[Opening Material supplied section]

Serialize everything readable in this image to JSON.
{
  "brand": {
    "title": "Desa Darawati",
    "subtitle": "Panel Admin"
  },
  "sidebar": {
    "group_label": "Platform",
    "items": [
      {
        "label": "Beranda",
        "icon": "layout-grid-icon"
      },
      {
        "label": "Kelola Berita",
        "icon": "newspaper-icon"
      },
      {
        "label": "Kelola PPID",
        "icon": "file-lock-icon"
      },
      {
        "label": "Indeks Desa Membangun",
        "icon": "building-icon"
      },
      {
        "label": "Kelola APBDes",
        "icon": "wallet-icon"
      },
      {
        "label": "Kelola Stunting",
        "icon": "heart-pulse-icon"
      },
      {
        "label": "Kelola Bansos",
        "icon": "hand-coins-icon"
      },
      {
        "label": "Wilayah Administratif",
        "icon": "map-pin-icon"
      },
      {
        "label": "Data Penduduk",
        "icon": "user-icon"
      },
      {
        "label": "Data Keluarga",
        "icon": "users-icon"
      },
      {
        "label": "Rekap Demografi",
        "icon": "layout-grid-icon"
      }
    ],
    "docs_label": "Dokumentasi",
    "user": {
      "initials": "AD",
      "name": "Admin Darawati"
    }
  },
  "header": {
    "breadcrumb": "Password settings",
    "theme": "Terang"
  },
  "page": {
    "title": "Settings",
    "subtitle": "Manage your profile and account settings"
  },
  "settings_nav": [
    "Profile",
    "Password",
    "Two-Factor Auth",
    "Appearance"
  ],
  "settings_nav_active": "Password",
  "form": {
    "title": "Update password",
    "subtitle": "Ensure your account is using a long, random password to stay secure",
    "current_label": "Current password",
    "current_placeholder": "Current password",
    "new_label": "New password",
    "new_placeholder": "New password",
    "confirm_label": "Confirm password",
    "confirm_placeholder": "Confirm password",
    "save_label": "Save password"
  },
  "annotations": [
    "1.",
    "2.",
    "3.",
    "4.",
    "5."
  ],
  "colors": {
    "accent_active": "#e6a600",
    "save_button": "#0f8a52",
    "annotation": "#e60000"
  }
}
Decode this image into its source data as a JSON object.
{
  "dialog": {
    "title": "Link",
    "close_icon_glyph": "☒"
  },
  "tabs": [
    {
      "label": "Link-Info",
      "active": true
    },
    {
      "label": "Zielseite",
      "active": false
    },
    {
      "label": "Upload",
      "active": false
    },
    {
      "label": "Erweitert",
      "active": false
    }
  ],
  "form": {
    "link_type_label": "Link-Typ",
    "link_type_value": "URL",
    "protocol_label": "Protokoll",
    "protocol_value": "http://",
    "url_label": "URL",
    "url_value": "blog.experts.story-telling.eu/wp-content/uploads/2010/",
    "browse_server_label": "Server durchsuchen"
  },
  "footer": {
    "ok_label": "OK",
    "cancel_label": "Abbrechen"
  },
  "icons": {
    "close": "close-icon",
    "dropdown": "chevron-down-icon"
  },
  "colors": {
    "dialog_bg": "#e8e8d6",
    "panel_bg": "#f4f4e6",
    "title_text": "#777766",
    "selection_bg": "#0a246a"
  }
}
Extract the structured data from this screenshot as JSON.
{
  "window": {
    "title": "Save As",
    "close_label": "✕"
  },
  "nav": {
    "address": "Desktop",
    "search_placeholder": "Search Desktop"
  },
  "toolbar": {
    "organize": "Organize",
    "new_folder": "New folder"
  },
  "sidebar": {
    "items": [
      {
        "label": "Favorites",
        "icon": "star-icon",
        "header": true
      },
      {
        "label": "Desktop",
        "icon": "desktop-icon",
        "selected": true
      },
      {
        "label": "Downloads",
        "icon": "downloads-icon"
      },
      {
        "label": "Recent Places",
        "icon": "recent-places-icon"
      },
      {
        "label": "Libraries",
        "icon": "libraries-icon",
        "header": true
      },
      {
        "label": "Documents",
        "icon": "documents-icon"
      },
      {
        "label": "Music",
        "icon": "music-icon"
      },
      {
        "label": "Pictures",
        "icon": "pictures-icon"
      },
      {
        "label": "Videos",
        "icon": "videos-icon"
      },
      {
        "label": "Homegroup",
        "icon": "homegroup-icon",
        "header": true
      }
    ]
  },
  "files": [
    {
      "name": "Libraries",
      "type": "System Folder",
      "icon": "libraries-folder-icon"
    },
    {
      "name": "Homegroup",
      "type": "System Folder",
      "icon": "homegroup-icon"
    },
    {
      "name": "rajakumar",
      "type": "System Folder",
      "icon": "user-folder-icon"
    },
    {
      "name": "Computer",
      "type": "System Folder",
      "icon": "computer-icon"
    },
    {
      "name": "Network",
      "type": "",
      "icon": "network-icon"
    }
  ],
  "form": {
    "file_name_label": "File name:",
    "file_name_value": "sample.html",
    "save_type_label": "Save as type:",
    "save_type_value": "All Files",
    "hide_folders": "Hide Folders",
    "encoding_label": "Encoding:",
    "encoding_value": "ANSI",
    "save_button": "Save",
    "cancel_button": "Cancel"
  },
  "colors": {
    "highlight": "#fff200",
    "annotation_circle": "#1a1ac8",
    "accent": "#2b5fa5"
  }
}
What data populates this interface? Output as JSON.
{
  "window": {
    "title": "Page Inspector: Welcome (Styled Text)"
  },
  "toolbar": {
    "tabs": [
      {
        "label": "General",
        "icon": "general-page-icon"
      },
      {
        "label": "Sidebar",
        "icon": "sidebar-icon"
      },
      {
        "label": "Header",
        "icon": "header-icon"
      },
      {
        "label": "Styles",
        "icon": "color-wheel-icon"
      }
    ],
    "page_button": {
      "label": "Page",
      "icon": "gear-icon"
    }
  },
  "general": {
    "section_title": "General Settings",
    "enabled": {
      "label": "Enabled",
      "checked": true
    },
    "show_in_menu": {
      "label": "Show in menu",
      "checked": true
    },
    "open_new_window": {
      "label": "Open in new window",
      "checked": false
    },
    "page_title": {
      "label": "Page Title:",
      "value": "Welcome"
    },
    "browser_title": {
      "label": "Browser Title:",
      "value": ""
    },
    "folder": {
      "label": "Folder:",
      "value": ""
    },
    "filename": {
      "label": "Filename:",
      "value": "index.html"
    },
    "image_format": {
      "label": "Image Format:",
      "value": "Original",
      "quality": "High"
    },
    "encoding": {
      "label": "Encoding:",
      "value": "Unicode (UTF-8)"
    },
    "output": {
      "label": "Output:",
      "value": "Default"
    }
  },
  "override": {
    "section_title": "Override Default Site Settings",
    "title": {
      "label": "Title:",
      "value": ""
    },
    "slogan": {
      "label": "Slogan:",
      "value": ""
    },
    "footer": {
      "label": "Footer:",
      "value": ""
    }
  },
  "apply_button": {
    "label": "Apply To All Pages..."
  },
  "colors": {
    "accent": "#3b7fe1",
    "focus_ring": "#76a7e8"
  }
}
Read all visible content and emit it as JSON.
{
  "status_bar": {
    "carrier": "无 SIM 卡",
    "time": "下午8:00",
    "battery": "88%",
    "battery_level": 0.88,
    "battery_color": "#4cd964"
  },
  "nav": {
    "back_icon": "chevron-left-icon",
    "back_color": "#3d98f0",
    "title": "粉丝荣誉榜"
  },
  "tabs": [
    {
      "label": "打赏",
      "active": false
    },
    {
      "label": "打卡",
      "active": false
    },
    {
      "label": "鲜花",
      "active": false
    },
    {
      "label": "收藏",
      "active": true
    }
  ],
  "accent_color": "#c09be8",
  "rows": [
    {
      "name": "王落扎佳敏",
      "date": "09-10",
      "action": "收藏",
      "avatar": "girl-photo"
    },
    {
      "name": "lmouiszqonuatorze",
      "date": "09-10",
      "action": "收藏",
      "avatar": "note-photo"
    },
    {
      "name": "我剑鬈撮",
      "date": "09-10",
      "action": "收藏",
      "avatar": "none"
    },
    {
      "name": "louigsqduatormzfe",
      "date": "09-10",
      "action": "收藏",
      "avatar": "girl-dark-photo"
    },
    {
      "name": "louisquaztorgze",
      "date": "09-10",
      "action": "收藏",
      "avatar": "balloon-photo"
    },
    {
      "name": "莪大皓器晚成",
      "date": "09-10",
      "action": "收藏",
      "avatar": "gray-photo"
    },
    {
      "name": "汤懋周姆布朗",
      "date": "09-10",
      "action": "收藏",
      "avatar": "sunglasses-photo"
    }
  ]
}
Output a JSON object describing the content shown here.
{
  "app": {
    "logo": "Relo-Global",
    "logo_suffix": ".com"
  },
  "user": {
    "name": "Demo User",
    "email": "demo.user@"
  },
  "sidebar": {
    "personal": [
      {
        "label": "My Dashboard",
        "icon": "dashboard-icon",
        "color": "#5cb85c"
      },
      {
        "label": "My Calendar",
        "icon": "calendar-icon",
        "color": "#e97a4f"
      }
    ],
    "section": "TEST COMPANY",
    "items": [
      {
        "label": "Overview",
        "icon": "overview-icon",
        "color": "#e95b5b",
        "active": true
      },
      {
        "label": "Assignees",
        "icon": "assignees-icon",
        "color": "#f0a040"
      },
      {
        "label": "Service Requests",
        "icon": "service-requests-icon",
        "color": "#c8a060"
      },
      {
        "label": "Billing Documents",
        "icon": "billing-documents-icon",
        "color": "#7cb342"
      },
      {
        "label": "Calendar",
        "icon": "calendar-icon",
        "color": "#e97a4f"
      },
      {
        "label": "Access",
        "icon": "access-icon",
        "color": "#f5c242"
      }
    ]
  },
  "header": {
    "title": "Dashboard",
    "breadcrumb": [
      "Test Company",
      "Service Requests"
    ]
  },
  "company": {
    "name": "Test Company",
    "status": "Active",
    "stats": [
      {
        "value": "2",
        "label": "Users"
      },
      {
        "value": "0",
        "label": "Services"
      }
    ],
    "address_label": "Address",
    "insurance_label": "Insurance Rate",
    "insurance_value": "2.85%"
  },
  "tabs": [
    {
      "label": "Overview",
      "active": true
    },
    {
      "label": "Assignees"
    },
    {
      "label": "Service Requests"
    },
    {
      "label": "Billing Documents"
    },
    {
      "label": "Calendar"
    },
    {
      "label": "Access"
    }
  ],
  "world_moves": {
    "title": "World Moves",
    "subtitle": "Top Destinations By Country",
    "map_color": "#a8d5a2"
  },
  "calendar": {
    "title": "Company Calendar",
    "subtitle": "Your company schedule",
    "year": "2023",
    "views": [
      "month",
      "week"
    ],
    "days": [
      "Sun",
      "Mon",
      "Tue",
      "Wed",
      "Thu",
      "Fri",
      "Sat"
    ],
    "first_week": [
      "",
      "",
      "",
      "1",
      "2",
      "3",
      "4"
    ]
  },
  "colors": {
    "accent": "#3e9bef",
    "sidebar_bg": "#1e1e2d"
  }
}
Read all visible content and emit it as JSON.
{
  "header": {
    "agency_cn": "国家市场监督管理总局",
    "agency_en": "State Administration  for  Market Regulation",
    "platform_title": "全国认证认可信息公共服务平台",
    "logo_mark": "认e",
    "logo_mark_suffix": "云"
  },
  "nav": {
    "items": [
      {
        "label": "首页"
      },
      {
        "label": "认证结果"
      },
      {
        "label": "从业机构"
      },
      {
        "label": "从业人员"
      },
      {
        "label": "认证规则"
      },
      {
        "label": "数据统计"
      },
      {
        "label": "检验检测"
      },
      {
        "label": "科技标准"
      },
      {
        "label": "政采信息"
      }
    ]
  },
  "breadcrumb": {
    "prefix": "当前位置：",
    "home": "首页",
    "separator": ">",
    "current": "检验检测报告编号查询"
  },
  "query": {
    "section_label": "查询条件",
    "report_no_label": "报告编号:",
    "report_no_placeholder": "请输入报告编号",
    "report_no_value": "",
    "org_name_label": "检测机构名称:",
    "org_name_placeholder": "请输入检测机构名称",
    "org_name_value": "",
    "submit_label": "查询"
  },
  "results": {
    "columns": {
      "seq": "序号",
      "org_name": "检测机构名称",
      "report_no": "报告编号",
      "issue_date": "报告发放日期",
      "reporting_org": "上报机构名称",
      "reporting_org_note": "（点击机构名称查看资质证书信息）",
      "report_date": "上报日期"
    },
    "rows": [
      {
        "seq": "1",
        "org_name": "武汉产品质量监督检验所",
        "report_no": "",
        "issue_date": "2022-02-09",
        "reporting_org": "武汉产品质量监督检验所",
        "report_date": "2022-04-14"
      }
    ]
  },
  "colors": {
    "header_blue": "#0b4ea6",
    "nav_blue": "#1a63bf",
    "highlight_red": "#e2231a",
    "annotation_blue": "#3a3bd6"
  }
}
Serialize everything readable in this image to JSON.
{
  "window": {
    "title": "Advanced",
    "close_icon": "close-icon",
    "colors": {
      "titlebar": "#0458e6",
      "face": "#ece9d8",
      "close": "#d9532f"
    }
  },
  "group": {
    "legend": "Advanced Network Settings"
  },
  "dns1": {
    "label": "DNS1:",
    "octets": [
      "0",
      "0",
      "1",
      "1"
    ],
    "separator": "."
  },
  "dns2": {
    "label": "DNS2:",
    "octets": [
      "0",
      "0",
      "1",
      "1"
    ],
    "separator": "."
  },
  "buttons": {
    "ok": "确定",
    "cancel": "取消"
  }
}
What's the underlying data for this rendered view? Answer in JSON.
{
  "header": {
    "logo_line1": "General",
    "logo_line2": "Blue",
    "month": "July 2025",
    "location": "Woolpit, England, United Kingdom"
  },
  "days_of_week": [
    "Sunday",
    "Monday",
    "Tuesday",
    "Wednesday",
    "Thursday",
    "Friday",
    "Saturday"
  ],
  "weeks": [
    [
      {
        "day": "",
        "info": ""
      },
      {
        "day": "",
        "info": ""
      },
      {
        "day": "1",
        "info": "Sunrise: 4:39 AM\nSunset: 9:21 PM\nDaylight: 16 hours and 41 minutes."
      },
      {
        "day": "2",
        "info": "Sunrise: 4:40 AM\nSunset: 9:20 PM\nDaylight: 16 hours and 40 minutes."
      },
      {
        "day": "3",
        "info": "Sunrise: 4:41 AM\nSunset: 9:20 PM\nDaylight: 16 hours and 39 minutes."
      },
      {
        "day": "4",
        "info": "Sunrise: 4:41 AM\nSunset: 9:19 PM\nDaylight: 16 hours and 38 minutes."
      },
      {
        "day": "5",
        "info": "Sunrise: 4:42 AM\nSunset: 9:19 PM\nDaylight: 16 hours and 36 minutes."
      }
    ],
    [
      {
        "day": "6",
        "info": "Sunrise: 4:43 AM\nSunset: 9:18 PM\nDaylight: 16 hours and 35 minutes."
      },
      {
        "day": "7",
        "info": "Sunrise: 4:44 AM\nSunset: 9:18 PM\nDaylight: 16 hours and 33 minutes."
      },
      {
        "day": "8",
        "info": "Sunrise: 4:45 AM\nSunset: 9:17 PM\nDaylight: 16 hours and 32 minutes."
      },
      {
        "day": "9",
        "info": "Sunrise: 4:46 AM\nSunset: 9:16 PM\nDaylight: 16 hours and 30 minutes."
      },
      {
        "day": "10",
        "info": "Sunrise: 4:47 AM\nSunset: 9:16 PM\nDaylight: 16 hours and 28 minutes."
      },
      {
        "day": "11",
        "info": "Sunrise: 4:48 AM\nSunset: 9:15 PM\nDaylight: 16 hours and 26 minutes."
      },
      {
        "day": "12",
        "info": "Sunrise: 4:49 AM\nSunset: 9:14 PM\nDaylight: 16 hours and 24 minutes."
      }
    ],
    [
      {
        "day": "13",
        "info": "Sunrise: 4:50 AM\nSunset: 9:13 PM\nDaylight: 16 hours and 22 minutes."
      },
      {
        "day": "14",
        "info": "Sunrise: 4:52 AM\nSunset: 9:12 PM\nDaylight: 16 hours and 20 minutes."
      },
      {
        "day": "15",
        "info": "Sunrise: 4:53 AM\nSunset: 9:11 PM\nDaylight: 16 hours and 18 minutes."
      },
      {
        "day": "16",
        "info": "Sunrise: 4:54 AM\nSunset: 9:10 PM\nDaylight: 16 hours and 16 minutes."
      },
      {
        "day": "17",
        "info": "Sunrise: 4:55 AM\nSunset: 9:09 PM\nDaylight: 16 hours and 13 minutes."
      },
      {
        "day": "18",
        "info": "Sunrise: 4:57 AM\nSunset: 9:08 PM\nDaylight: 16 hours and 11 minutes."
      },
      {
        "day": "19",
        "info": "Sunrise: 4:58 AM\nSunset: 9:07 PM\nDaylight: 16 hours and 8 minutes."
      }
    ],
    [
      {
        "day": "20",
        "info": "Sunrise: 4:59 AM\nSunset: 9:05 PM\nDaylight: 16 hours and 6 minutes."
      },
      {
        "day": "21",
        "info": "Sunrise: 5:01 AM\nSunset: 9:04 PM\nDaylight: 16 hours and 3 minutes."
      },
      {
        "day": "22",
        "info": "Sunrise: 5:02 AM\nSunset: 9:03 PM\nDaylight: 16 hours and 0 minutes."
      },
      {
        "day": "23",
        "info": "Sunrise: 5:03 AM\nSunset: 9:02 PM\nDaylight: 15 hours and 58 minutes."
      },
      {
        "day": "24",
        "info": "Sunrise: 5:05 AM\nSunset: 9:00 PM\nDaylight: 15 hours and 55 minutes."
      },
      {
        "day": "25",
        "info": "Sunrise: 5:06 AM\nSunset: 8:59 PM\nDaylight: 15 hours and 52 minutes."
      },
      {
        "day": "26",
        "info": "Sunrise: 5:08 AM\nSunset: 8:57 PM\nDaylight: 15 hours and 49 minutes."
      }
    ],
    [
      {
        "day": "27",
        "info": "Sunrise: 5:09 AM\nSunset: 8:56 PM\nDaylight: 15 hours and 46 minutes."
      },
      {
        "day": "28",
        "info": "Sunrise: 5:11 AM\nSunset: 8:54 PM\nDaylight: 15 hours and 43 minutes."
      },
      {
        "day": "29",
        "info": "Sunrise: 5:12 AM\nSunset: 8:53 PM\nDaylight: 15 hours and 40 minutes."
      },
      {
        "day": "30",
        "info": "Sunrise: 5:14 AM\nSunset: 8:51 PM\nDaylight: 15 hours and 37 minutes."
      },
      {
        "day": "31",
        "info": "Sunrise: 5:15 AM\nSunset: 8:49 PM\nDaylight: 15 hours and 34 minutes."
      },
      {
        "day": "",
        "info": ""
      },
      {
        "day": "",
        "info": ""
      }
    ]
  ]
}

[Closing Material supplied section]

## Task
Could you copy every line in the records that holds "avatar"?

## Exercise result
      "avatar": "girl-photo"
      "avatar": "note-photo"
      "avatar": "none"
      "avatar": "girl-dark-photo"
      "avatar": "balloon-photo"
      "avatar": "gray-photo"
      "avatar": "sunglasses-photo"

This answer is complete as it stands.